When May gathered her cabinet on Wednesday at least two ministers called Trump's tweets "unhelpful". Throughout Whitehall there was frustration that the president had made it easier for Vladimir Putin to accuse the West of escalating the conflict and for Jeremy Corbyn, the Labour leader, to condemn a rush to war. He was soon accusing May of awaiting "instructions from Trump".

Behind the scenes an effort was under way to rein in the president, led by his defence secretary, James Mattis. [...]

Trump told May: "We're going to do it and we're going to do it well." But those who had heard him said that he seemed nervous. "It was a bit of a wobble," one Whitehall official said.

Aides say May was in no doubt that military action was required after intelligence chiefs briefed her last Sunday about the attack on Douma, which killed 75 people. The prime minister, who is not given to overt displays of emotion, was shocked that Assad's regime had apparently used chlorine against civilians who were unable to escape. "That was what really struck home with the boss," said one aide.

"That these were people hiding in cellars underground with no means of escape and the regime used a weapon that could penetrate there and kill people who were in hiding. It's a straightforward instrument of fear. She was very struck by the sheer inhumanity of it."

A cabinet source said: "She's been very clear and tough from the beginning."

Posted by orrinj at 7:13 AM


Meet The Teacher Whose Holocaust Class Is Inspiring Parkland's Student Activists (Ilene Prusher and Nikki Casey, 4/15/18, The Forward)

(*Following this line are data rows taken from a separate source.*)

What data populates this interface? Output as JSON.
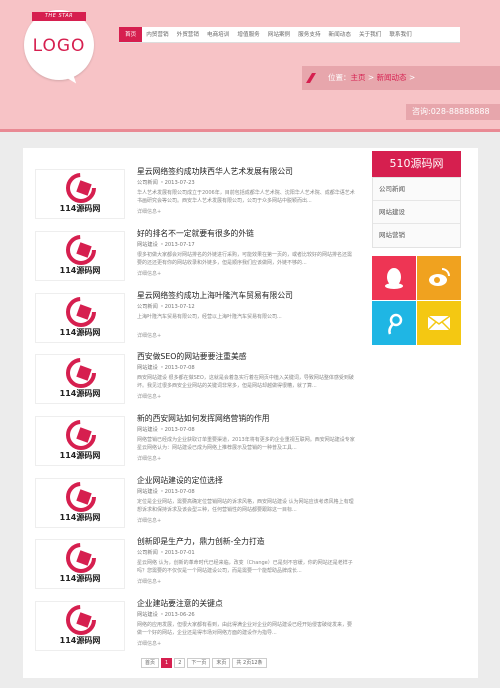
{
  "logo": {
    "ribbon": "THE STAR",
    "text": "LOGO"
  },
  "nav": {
    "items": [
      "首页",
      "内贸营销",
      "外贸营销",
      "电商培训",
      "增值服务",
      "网站案例",
      "服务支持",
      "新闻动态",
      "关于我们",
      "联系我们"
    ],
    "active_index": 0
  },
  "breadcrumb": {
    "prefix": "位置：",
    "home": "主页",
    "sep1": " > ",
    "current": "新闻动态",
    "sep2": " >"
  },
  "phone": "咨询:028-88888888",
  "articles": [
    {
      "title": "星云网络签约成功陕西华人艺术发展有限公司",
      "meta": "公司新闻 ・2013-07-23",
      "summary": "华人艺术发展有限公司成立于2006年，目前包括成都华人艺术院、沈阳华人艺术院、成都华语艺术书画研究会等公司。西安华人艺术发展有限公司，公司于众多网站中脱颖而出...",
      "more": "详细信息+",
      "brand": "114源码网"
    },
    {
      "title": "好的排名不一定就要有很多的外链",
      "meta": "网站建设 ・2013-07-17",
      "summary": "很多初做大家都会对网站排名的外链进行采购，可能效果在第一页的，或者比较好的网站排名还需要的还还更有你的网站收录和外链多，但是顺序我们应该做网，外链不够的...",
      "more": "详细信息+",
      "brand": "114源码网"
    },
    {
      "title": "星云网络签约成功上海叶隆汽车贸易有限公司",
      "meta": "公司新闻 ・2013-07-12",
      "summary": "上海叶隆汽车贸易有限公司，经营以上海叶隆汽车贸易有限公司...",
      "more": "详细信息+",
      "brand": "114源码网"
    },
    {
      "title": "西安做SEO的网站要要注重美感",
      "meta": "网站建设 ・2013-07-08",
      "summary": "西安网站建设 很多都在做SEO，这就是会着急实行着在网页中植入关键词，导致网站整体感受到破坏。我见过很多西安企业网站的关键词非常多，但是网站却越做得很糟，就了算...",
      "more": "详细信息+",
      "brand": "114源码网"
    },
    {
      "title": "新的西安网站如何发挥网络营销的作用",
      "meta": "网站建设 ・2013-07-08",
      "summary": "网络营销已经成为企业获取订单重要渠道，2013年将有更多的企业重视互联网。西安网站建设专家星云网络认为：网站建设已成为网络上推荐展示及营销的一种普及工具...",
      "more": "详细信息+",
      "brand": "114源码网"
    },
    {
      "title": "企业网站建设的定位选择",
      "meta": "网站建设 ・2013-07-08",
      "summary": "定位是企业网站，需要高确定位营销网站的诉求风格，西安网站建设 认为网站应该考虑风格上有理想诉求和保持诉求及该会型三种，任何营销性的网站都要跟踪这一目标...",
      "more": "详细信息+",
      "brand": "114源码网"
    },
    {
      "title": "创新即是生产力，鼎力创新-全力打造",
      "meta": "公司新闻 ・2013-07-01",
      "summary": "星云网络 认为，创新的革命时代已经来临，改变（Change）已是刻不容缓，你的网站还是老样子吗？您需要的不仅仅是一个网站建设公司，而是需要一个能帮助品牌成长...",
      "more": "详细信息+",
      "brand": "114源码网"
    },
    {
      "title": "企业建站要注意的关键点",
      "meta": "网站建设 ・2013-06-26",
      "summary": "网络的应用发展，但很大家都有看到，由此得满企业对企业的网站建设已经开始侵害破绽发来，要做一个好的网站，企业还是得市场对网络方面的建设作为指导...",
      "more": "详细信息+",
      "brand": "114源码网"
    }
  ],
  "pager": {
    "first": "首页",
    "pages": [
      "1",
      "2"
    ],
    "active_page": "1",
    "next": "下一页",
    "last": "末页",
    "total": "共 2页12条"
  },
  "sidebar": {
    "title": "510源码网",
    "items": [
      "公司新闻",
      "网站建设",
      "网站营销"
    ]
  },
  "social": {
    "icons": [
      "qq-icon",
      "weibo-icon",
      "tencent-weibo-icon",
      "email-icon"
    ]
  },
  "colors": {
    "brand": "#d61f4f",
    "header_bg": "#f7c3c6",
    "bar": "#e7a6ac"
  }
}
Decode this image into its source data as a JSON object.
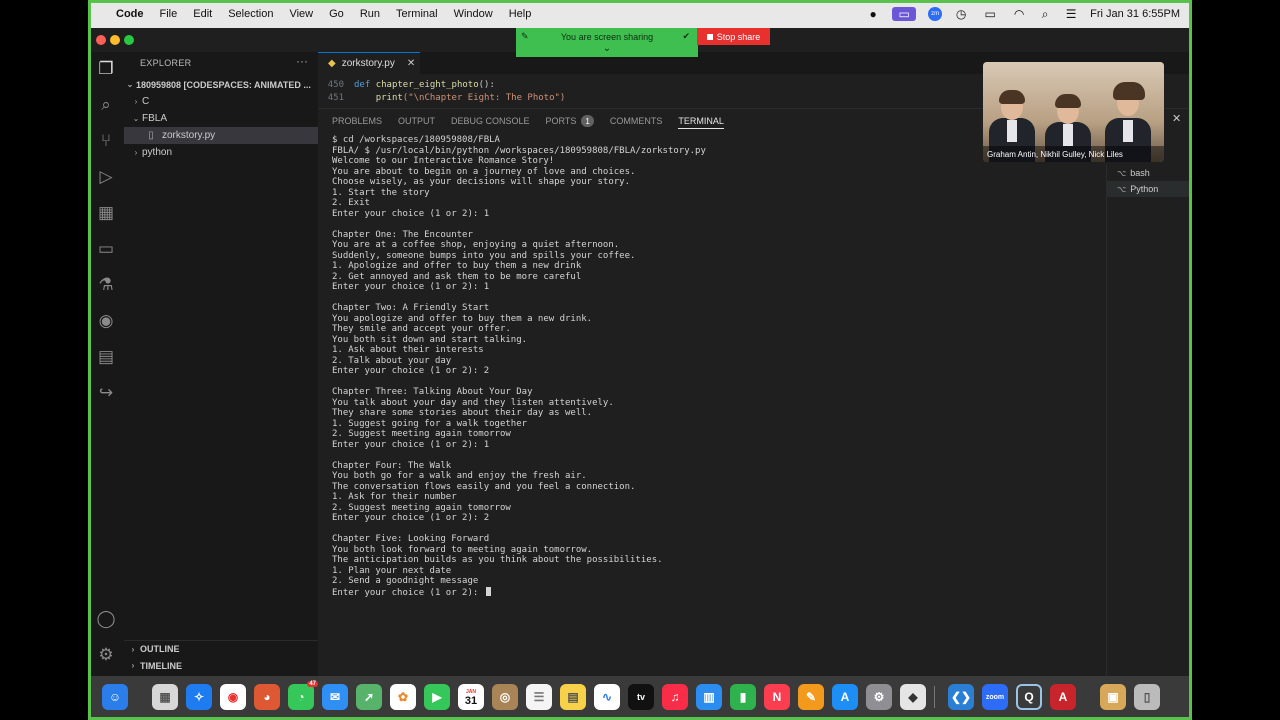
{
  "menubar": {
    "apple_icon": "apple-icon",
    "app_name": "Code",
    "menus": [
      "File",
      "Edit",
      "Selection",
      "View",
      "Go",
      "Run",
      "Terminal",
      "Window",
      "Help"
    ],
    "clock": "Fri Jan 31  6:55PM",
    "zoom_icon": "zm"
  },
  "share_banner": {
    "status_text": "You are screen sharing",
    "stop_label": "Stop share"
  },
  "sidebar": {
    "title": "EXPLORER",
    "root": "180959808 [CODESPACES: ANIMATED ...",
    "items": [
      {
        "label": "C",
        "type": "folder"
      },
      {
        "label": "FBLA",
        "type": "folder"
      },
      {
        "label": "zorkstory.py",
        "type": "file"
      },
      {
        "label": "python",
        "type": "folder"
      }
    ],
    "outline": "OUTLINE",
    "timeline": "TIMELINE"
  },
  "editor": {
    "tab_label": "zorkstory.py",
    "lines": [
      {
        "num": "450",
        "kw": "def ",
        "fn": "chapter_eight_photo",
        "rest": "():"
      },
      {
        "num": "451",
        "indent": "    ",
        "fn": "print",
        "str": "(\"\\nChapter Eight: The Photo\")"
      }
    ]
  },
  "panel": {
    "tabs": [
      "PROBLEMS",
      "OUTPUT",
      "DEBUG CONSOLE",
      "PORTS",
      "COMMENTS",
      "TERMINAL"
    ],
    "ports_badge": "1",
    "terminals": [
      "bash",
      "Python"
    ]
  },
  "terminal_lines": [
    "$ cd /workspaces/180959808/FBLA",
    "FBLA/ $ /usr/local/bin/python /workspaces/180959808/FBLA/zorkstory.py",
    "Welcome to our Interactive Romance Story!",
    "You are about to begin on a journey of love and choices.",
    "Choose wisely, as your decisions will shape your story.",
    "1. Start the story",
    "2. Exit",
    "Enter your choice (1 or 2): 1",
    "",
    "Chapter One: The Encounter",
    "You are at a coffee shop, enjoying a quiet afternoon.",
    "Suddenly, someone bumps into you and spills your coffee.",
    "1. Apologize and offer to buy them a new drink",
    "2. Get annoyed and ask them to be more careful",
    "Enter your choice (1 or 2): 1",
    "",
    "Chapter Two: A Friendly Start",
    "You apologize and offer to buy them a new drink.",
    "They smile and accept your offer.",
    "You both sit down and start talking.",
    "1. Ask about their interests",
    "2. Talk about your day",
    "Enter your choice (1 or 2): 2",
    "",
    "Chapter Three: Talking About Your Day",
    "You talk about your day and they listen attentively.",
    "They share some stories about their day as well.",
    "1. Suggest going for a walk together",
    "2. Suggest meeting again tomorrow",
    "Enter your choice (1 or 2): 1",
    "",
    "Chapter Four: The Walk",
    "You both go for a walk and enjoy the fresh air.",
    "The conversation flows easily and you feel a connection.",
    "1. Ask for their number",
    "2. Suggest meeting again tomorrow",
    "Enter your choice (1 or 2): 2",
    "",
    "Chapter Five: Looking Forward",
    "You both look forward to meeting again tomorrow.",
    "The anticipation builds as you think about the possibilities.",
    "1. Plan your next date",
    "2. Send a goodnight message",
    "Enter your choice (1 or 2): "
  ],
  "video": {
    "names": "Graham Antin, Nikhil Gulley, Nick Liles"
  },
  "dock": {
    "calendar_month": "JAN",
    "calendar_day": "31",
    "messages_badge": "47",
    "apps": [
      "finder",
      "launchpad",
      "safari",
      "chrome",
      "duckduckgo",
      "messages",
      "mail",
      "maps",
      "photos",
      "facetime",
      "calendar",
      "notes-app",
      "reminders",
      "notes",
      "freeform",
      "tv",
      "music",
      "keynote",
      "numbers",
      "news",
      "pages",
      "app-store",
      "system-settings",
      "roblox",
      "vscode",
      "zoom",
      "quicktime",
      "acrobat",
      "archive",
      "trash"
    ],
    "tv_label": "tv",
    "zoom_label": "zoom"
  }
}
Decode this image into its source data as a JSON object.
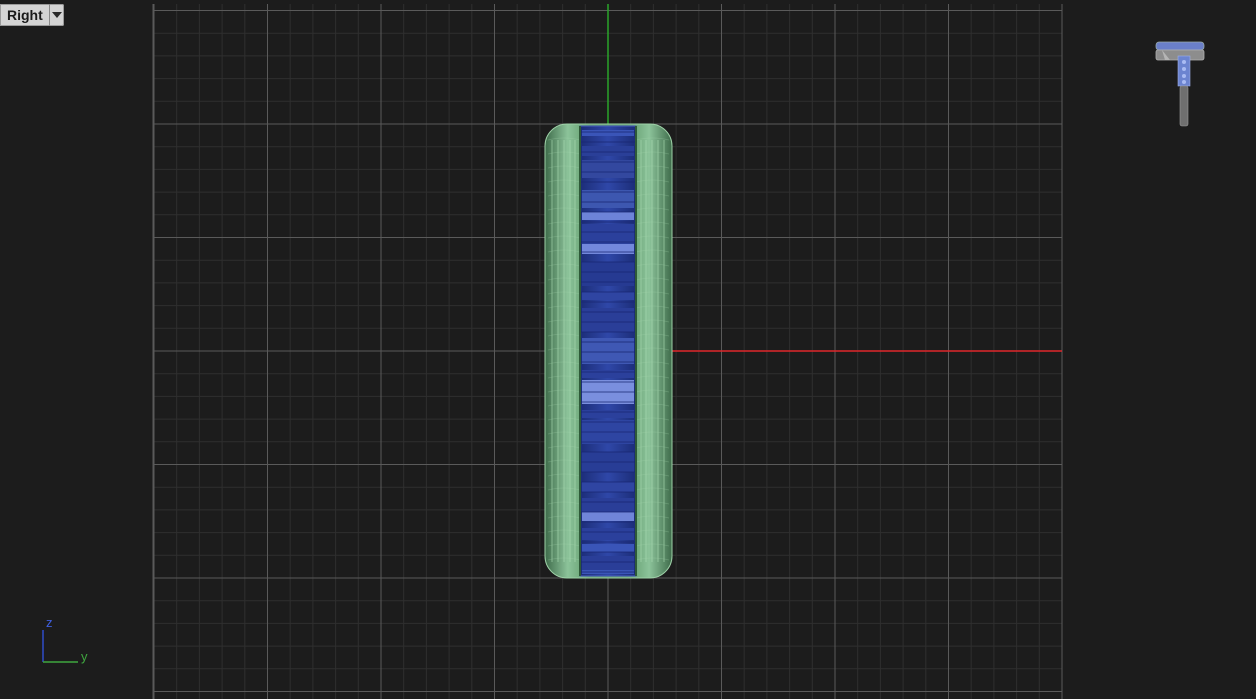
{
  "viewport": {
    "view_name": "Right",
    "menu_icon": "chevron-down-icon",
    "background_color": "#1c1c1c",
    "grid_minor_color": "#2c2c2c",
    "grid_major_color": "#5a5a5a",
    "axis_x_color": "#e0262b",
    "axis_y_color": "#2aa52a",
    "object_outer_color": "#5e9a6a",
    "object_core_color": "#2f47a8"
  },
  "axis_widget": {
    "z_label": "z",
    "y_label": "y",
    "z_color": "#2f4cc8",
    "y_color": "#3fa63f"
  },
  "nav_preview": {
    "icon": "model-preview-icon"
  }
}
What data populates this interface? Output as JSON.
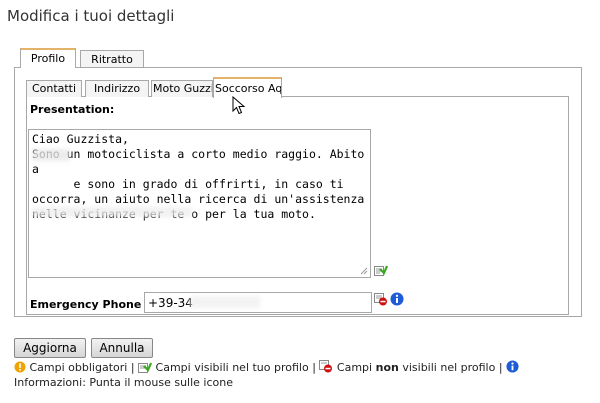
{
  "page": {
    "title": "Modifica i tuoi dettagli"
  },
  "outer_tabs": [
    {
      "label": "Profilo",
      "active": true
    },
    {
      "label": "Ritratto",
      "active": false
    }
  ],
  "inner_tabs": [
    {
      "label": "Contatti",
      "active": false
    },
    {
      "label": "Indirizzo",
      "active": false
    },
    {
      "label": "Moto Guzzi",
      "active": false
    },
    {
      "label": "Soccorso Aquile",
      "active": true
    }
  ],
  "presentation": {
    "label": "Presentation:",
    "text": "Ciao Guzzista,\nSono un motociclista a corto medio raggio. Abito a\n      e sono in grado di offrirti, in caso ti\noccorra, un aiuto nella ricerca di un'assistenza\nnelle vicinanze per te o per la tua moto.",
    "visibility_icon": "visible-in-profile-icon"
  },
  "emergency_phone": {
    "label": "Emergency Phone #:",
    "value": "+39-34",
    "visibility_icon": "not-visible-in-profile-icon",
    "info_icon": "info-icon"
  },
  "buttons": {
    "update": "Aggiorna",
    "cancel": "Annulla"
  },
  "legend": {
    "required": "Campi obbligatori |",
    "visible": "Campi visibili nel tuo profilo |",
    "not_visible_prefix": "Campi",
    "not_visible_bold": "non",
    "not_visible_suffix": "visibili nel profilo |",
    "info": "Informazioni: Punta il mouse sulle icone"
  },
  "colors": {
    "tab_accent": "#e3b36a",
    "info_blue": "#1e5bd6",
    "required_orange": "#f0a300",
    "not_visible_red": "#d01010"
  }
}
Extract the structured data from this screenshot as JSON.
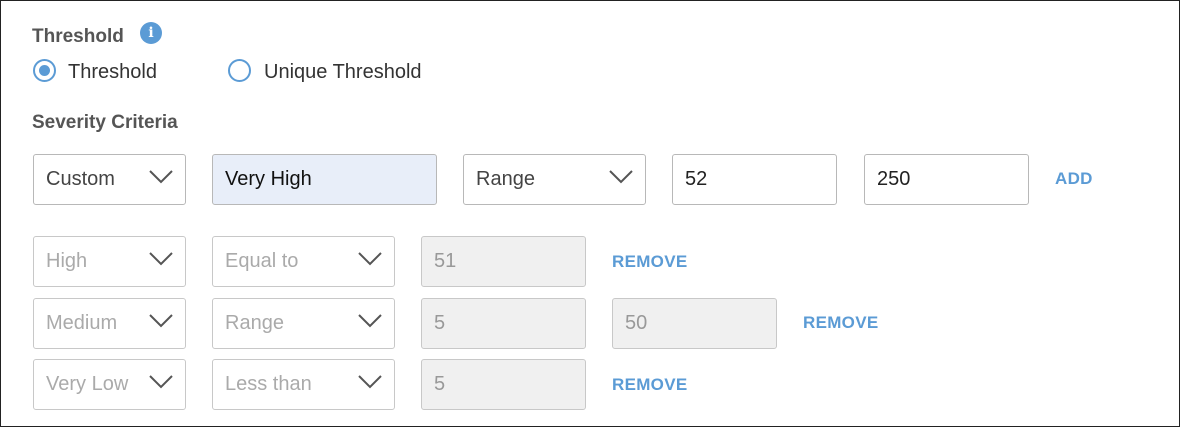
{
  "threshold": {
    "title": "Threshold",
    "info_icon": "info-icon",
    "options": [
      {
        "label": "Threshold",
        "selected": true
      },
      {
        "label": "Unique Threshold",
        "selected": false
      }
    ]
  },
  "severity": {
    "title": "Severity Criteria",
    "new_row": {
      "level": "Custom",
      "name_value": "Very High",
      "operator": "Range",
      "from_value": "52",
      "to_value": "250",
      "add_label": "ADD"
    },
    "rows": [
      {
        "level": "High",
        "operator": "Equal to",
        "value1": "51",
        "remove_label": "REMOVE"
      },
      {
        "level": "Medium",
        "operator": "Range",
        "value1": "5",
        "value2": "50",
        "remove_label": "REMOVE"
      },
      {
        "level": "Very Low",
        "operator": "Less than",
        "value1": "5",
        "remove_label": "REMOVE"
      }
    ]
  },
  "colors": {
    "accent": "#5b9bd5",
    "filled_input_bg": "#e8eef9",
    "readonly_bg": "#f0f0f0"
  }
}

All year long, Marjory Stoneman Douglas High School teacher Ivy Schamis teaches her students about the Holocaust: about perpetrators, victims and survivors both historical and contemporary.

She never imagined she would find herself using those words to describe her own students, her colleagues -- even herself. Eight weeks ago, when students had just finished presenting research about the hate groups operating today on American college campuses, that changed. Nikolas Cruz, an expelled student armed with an AR-15, thrust his semi-automatic assault rife through her window. Two of the 17 students who died that day were Schamis'; she'd taught another one the year before.

"One of [my students] said to me, 'We used to watch the news," Schamis explained in a conversation in a coffee shop less than a mile from the school, her eyes tight with sadness. "Now we've become the news."

The student activists forged in the crucible of the shooting have drawn on the lessons she taught in her classroom, decorated with barbed-wire painted on the walls, Never Forget posters and an "Arbeit Macht Frei" sign over her desk. She will never be allowed to go back there; the building is going to be destroyed. But she continues to teach, and they continue to learn. Life is just very different.

Posted by orrinj at 6:58 AM


How much proof do you need? (James Tapsfield, 15 April 2018, Daily Mail)

Jeremy Corbyn again refused to blame Russia for the Salisbury attack today saying he wants to see 'incontrovertible evidence'.

The Labour leader risked inflaming tensions with his own MPs by making clear he is still not convinced that Moscow was behind the attempted assassination of former spy Sergei Skripal and daughter Yulia. 

Britain dramatically moved to counter Russian propaganda on Salisbury last week by releasing new evidence.

Some kids prefer the red Trumpbot.